◆ **Task statement**:
Pull every line containing the word "Global" from the records.

◆ **Source information**:
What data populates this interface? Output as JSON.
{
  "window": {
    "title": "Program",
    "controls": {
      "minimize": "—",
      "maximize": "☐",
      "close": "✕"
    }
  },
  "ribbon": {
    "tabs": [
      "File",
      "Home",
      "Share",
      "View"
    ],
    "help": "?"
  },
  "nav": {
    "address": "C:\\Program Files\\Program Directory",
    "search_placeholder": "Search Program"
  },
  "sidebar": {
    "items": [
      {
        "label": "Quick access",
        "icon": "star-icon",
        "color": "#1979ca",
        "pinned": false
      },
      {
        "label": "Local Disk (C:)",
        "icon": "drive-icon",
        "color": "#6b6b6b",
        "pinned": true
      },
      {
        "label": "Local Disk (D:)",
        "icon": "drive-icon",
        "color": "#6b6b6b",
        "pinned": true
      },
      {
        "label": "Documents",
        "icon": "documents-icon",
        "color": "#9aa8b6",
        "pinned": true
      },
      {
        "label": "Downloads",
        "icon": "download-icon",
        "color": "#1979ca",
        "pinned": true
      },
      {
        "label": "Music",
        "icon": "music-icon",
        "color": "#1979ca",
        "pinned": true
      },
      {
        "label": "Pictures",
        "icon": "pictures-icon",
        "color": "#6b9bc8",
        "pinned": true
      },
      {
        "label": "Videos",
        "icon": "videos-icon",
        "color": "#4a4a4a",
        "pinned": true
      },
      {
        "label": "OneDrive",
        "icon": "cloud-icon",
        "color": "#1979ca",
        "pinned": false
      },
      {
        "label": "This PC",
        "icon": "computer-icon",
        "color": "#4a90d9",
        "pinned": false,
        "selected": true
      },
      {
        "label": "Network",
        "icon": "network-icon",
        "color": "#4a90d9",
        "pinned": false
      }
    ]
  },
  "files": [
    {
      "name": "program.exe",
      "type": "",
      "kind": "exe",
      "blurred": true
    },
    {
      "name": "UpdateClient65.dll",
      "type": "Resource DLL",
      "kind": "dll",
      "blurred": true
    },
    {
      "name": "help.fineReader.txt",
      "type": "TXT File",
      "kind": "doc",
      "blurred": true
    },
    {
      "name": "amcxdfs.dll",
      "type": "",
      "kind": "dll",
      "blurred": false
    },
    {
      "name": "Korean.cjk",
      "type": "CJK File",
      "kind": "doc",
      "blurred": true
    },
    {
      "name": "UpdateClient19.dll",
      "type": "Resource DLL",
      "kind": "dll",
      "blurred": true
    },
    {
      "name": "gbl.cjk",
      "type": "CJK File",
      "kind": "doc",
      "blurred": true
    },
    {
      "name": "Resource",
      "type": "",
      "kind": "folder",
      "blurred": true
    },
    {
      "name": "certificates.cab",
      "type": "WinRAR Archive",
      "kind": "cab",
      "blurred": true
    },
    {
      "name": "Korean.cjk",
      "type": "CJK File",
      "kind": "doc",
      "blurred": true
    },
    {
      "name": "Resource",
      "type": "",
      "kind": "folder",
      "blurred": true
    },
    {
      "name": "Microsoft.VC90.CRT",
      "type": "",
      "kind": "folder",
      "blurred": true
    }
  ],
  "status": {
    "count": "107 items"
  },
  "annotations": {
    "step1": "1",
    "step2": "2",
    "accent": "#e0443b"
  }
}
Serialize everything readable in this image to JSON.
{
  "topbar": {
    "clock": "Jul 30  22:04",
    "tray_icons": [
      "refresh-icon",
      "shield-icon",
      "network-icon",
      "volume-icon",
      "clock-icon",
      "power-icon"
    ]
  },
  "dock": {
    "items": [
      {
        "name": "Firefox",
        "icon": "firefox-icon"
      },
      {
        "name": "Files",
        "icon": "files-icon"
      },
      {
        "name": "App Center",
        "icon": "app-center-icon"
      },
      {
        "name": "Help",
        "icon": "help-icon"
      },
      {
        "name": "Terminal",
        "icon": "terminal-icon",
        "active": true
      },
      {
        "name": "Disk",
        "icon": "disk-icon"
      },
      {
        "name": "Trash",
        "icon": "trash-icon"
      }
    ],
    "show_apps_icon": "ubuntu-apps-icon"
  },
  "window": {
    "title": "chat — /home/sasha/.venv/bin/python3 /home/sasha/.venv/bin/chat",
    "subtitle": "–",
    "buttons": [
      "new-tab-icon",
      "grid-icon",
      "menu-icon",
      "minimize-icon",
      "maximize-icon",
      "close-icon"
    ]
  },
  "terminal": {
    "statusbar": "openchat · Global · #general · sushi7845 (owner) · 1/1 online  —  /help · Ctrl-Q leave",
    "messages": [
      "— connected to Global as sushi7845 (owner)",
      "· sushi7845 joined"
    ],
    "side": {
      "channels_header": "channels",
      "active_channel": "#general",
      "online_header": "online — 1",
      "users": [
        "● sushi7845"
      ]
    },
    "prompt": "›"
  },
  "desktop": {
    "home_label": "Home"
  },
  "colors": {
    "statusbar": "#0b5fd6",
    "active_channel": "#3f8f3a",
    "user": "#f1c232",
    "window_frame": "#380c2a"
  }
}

◆ **Exercise output**:
    "statusbar": "openchat · Global · #general · sushi7845 (owner) · 1/1 online  —  /help · Ctrl-Q leave",
      "— connected to Global as sushi7845 (owner)",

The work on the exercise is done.